An Easy Guide to List Comprehension in Python


Welcome to the world of Python programming! Today, we’ll explore a powerful concept called “list comprehension.” Don’t worry if you’re new to programming – this comprehensive guide will explain everything in a simple and understandable manner. List comprehension allows us to create lists in a concise and elegant way, making our code more efficient and readable. Let’s dive in and explore the wonders of list comprehension!

What is List Comprehension?

List comprehension is a compact way to create lists in Python by combining elements from existing sequences or performing operations on them. It follows a simple syntax that allows you to create new lists using a single line of code, making your programs shorter and more expressive.

Basic Syntax

The basic syntax of list comprehension consists of three parts: expression, iteration, and optional condition. Here’s how it looks:

new_list = [expression for item in iterable if condition]

  • Expression: The expression defines the operation to be performed on each item in the iterable. It can be a calculation, transformation, or any other operation that produces a value.
  • Iteration: The iteration part specifies the source of elements for the new list. It can be a list, tuple, string, or any other iterable object.
  • Condition (optional): The condition allows you to filter elements from the source based on specific criteria. It is optional and can be omitted if not required

Creating a Simple List

Let’s start with a simple example to understand the basic structure of list comprehension. Suppose we want to create a list containing the squares of numbers from 1 to 5. Here’s how we can do it using list comprehension:

squares = [x**2 for x in range(1, 6)]
print(squares) # Output: [1, 4, 9, 16, 25]

In this example, the expression x**2 calculates the square of each number x in the range from 1 to 5.

Filtering Elements

List comprehension allows us to filter elements from the source based on certain conditions. Let’s say we want to create a new list containing only the even numbers from the range 1 to 10:

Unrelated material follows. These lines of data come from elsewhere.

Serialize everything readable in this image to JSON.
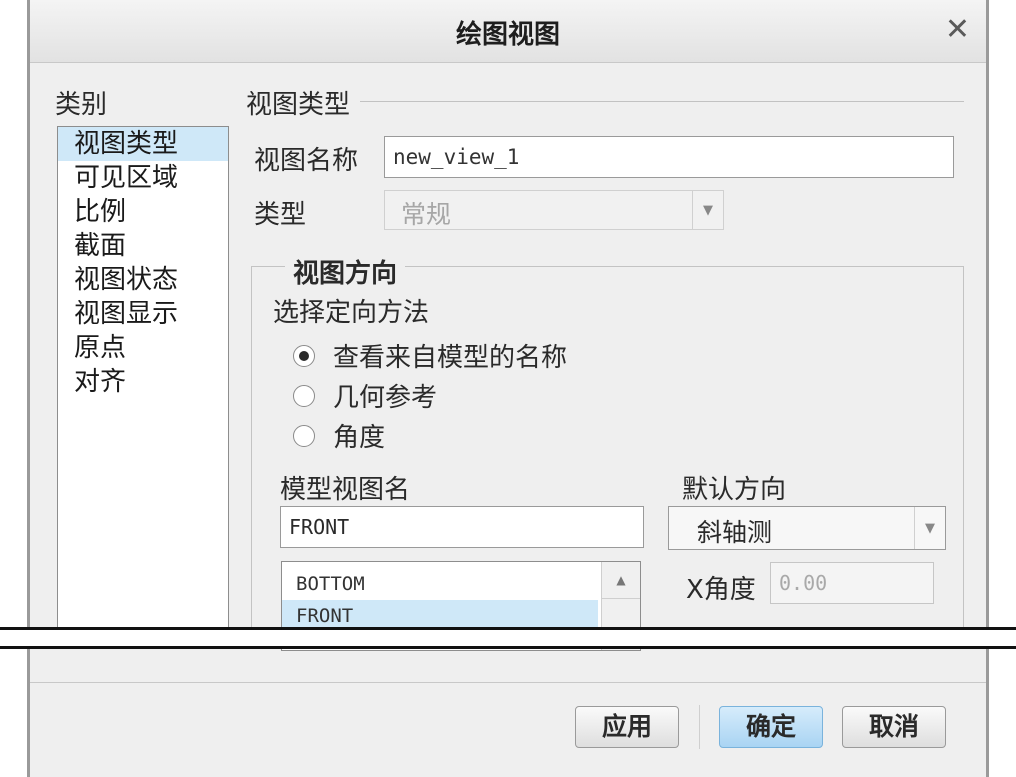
{
  "dialog": {
    "title": "绘图视图",
    "close_glyph": "✕"
  },
  "categories": {
    "heading": "类别",
    "items": [
      "视图类型",
      "可见区域",
      "比例",
      "截面",
      "视图状态",
      "视图显示",
      "原点",
      "对齐"
    ],
    "selected_index": 0
  },
  "view_type": {
    "section_title": "视图类型",
    "name_label": "视图名称",
    "name_value": "new_view_1",
    "type_label": "类型",
    "type_value": "常规",
    "type_disabled": true
  },
  "orientation": {
    "group_title": "视图方向",
    "method_label": "选择定向方法",
    "options": [
      "查看来自模型的名称",
      "几何参考",
      "角度"
    ],
    "selected_option_index": 0,
    "model_view_name_label": "模型视图名",
    "model_view_name_value": "FRONT",
    "model_views": [
      "BOTTOM",
      "FRONT"
    ],
    "selected_model_view_index": 1,
    "default_orientation_label": "默认方向",
    "default_orientation_value": "斜轴测",
    "x_angle_label": "X角度",
    "x_angle_value": "0.00"
  },
  "footer": {
    "apply_label": "应用",
    "ok_label": "确定",
    "cancel_label": "取消"
  },
  "icons": {
    "close": "close-icon",
    "dropdown": "chevron-down-icon",
    "scroll_up": "scroll-up-arrow-icon"
  },
  "colors": {
    "selection": "#cfe8f8",
    "primary_button": "#a9d4f3",
    "dialog_bg": "#efefef"
  }
}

evens = [x for x in range(1, 11) if x % 2 == 0]
print(evens) # Output: [2, 4, 6, 8, 10]

In this example, the condition x % 2 == 0 checks if a number is divisible by 2 (i.e., even). Only the numbers satisfying this condition are included in the new list.

Nested List Comprehension

List comprehension can also be nested, allowing us to work with multi-dimensional data structures. Let’s say we have a matrix and want to create a flattened list containing all its elements:

matrix = [[1, 2, 3], [4, 5, 6], [7, 8, 9]]
flattened = [num for row in matrix for num in row]
print(flattened) # Output: [1, 2, 3, 4, 5, 6, 7, 8, 9]

In this example, we use two levels of iteration: the outer loop(for row in matrix) iterates over each row in the matrix, and the inner loop(for num in row) iterates over each element within the row.

Conditional Expression

List comprehension allows the use of conditional expressions to perform different operations based on specific conditions. Let’s say we want to create a list containing the squares of even numbers and cubes of odd numbers from 1 to 5:

numbers = [x**2 if x % 2 == 0 else x**3 for x in range(1, 6)]
print(numbers) # Output: [1, 4, 27, 16, 125]

In this example, the conditional expression x**2 if x % 2 == 0 else x**3 calculates the square of even numbers and the cube of odd numbers.

Applying a Function to All Elements of a List

List comprehension allows us to apply a function to all elements of a list in a concise and elegant manner. This feature is particularly useful when we want to perform the same operation on each element of a list. Let’s explore an example of finding the length of all strings in a list:

strings = [“Hello”, “Python”, “List”, “Comprehension”]
lengths = [ len(s) for s in strings ]
print(lengths) # Output: [5, 6, 4, 14]

In this example, we use list comprehension to iterate over each string s in the strings list. The expression len(s) calculates the length of each string, and the resulting lengths are stored in the lengths list.


Congratulations! You’ve now learned the fundamentals of list comprehension in Python. By leveraging this powerful technique, you can create new lists effortlessly, filter elements, work with multi-dimensional structures, and perform different operations based on conditions. Keep practicing and exploring more complex scenarios to enhance your Python programming skills. Happy coding!